Data for processing —
-=-=-=-=-
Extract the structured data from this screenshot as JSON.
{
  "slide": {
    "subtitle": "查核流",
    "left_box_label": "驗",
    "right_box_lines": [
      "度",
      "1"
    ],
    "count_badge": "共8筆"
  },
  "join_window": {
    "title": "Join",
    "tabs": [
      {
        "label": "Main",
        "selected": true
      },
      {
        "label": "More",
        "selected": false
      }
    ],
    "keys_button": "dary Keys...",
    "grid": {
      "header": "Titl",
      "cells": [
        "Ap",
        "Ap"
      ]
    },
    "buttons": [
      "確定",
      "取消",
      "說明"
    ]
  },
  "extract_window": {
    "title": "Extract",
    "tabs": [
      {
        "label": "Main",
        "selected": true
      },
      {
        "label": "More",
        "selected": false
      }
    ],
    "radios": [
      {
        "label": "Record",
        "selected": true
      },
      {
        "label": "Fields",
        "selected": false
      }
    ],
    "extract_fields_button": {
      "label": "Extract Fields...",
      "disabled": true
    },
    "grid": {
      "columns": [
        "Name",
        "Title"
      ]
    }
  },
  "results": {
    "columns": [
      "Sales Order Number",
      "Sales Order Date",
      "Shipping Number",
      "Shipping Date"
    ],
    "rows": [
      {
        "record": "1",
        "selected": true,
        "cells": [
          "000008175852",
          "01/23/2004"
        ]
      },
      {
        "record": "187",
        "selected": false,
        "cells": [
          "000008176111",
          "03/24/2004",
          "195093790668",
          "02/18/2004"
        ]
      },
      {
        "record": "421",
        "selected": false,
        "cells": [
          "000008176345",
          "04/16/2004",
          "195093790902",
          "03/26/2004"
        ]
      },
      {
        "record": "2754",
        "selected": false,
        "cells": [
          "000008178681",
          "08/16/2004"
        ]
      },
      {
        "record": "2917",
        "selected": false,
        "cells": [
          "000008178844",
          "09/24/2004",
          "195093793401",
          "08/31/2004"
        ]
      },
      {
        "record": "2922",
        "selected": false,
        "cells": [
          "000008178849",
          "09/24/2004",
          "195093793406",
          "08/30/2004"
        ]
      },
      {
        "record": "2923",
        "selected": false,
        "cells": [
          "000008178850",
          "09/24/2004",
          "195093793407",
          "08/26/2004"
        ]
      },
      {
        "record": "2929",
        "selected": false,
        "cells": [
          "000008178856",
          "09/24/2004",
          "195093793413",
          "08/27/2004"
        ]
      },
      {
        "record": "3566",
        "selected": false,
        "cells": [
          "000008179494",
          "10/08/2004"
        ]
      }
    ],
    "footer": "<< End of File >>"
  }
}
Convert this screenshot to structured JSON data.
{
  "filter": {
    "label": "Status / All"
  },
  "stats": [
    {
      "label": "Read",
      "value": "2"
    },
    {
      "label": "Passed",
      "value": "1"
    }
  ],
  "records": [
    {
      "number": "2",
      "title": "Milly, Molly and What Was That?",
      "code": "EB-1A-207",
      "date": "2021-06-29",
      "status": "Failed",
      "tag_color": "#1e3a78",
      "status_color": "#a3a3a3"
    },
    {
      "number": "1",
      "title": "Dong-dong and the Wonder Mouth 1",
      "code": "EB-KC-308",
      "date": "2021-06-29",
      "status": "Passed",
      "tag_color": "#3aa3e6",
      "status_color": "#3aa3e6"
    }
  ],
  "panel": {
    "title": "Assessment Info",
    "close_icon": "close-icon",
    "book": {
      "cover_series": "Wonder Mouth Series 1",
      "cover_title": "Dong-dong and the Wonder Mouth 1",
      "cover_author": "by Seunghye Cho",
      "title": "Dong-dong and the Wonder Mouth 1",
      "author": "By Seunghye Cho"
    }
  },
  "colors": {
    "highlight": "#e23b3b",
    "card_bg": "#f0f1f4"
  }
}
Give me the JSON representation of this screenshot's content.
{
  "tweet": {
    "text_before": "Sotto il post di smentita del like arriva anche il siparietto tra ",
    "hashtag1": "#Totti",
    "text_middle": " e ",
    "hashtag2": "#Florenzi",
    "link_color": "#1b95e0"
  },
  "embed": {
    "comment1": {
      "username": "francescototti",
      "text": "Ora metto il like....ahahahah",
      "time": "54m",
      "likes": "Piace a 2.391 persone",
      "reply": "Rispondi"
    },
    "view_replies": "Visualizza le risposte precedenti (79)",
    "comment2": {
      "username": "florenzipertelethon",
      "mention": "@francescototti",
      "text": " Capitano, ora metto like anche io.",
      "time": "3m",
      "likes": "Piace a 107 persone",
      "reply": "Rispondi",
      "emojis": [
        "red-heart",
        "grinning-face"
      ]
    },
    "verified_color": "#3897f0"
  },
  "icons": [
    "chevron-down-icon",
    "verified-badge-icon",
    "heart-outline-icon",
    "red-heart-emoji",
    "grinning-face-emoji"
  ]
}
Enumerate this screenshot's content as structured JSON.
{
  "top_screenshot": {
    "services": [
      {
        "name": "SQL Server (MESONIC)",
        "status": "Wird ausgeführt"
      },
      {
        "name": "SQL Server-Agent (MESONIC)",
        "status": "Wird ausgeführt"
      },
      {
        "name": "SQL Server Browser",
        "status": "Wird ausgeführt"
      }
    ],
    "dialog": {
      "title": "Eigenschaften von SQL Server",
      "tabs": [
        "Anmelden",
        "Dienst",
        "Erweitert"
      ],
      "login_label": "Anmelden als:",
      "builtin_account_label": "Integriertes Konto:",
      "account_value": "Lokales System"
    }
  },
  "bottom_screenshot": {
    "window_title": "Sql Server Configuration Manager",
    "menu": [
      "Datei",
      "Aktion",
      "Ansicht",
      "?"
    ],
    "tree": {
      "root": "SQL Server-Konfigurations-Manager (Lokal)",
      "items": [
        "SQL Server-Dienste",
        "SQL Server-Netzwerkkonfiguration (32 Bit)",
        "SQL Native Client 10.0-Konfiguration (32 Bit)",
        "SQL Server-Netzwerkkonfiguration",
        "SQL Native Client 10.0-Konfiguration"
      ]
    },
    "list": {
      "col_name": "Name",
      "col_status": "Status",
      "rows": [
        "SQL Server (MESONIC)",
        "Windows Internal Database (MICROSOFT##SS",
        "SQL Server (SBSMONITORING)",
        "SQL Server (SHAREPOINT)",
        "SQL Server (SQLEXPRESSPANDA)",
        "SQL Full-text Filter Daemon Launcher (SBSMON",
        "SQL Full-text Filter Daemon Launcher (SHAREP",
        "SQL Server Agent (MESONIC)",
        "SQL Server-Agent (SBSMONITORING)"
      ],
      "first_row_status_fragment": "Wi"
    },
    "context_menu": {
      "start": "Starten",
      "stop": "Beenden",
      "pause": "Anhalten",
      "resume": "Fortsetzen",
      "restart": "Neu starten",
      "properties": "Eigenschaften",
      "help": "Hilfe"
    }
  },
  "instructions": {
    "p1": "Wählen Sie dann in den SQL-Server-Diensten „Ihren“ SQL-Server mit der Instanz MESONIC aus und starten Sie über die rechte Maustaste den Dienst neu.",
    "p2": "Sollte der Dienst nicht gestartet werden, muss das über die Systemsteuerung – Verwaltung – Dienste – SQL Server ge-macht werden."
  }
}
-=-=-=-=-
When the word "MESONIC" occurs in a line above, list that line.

        "name": "SQL Server (MESONIC)",
        "name": "SQL Server-Agent (MESONIC)",
        "SQL Server (MESONIC)",
        "SQL Server Agent (MESONIC)",
    "p1": "Wählen Sie dann in den SQL-Server-Diensten „Ihren“ SQL-Server mit der Instanz MESONIC aus und starten Sie über die rechte Maustaste den Dienst neu.",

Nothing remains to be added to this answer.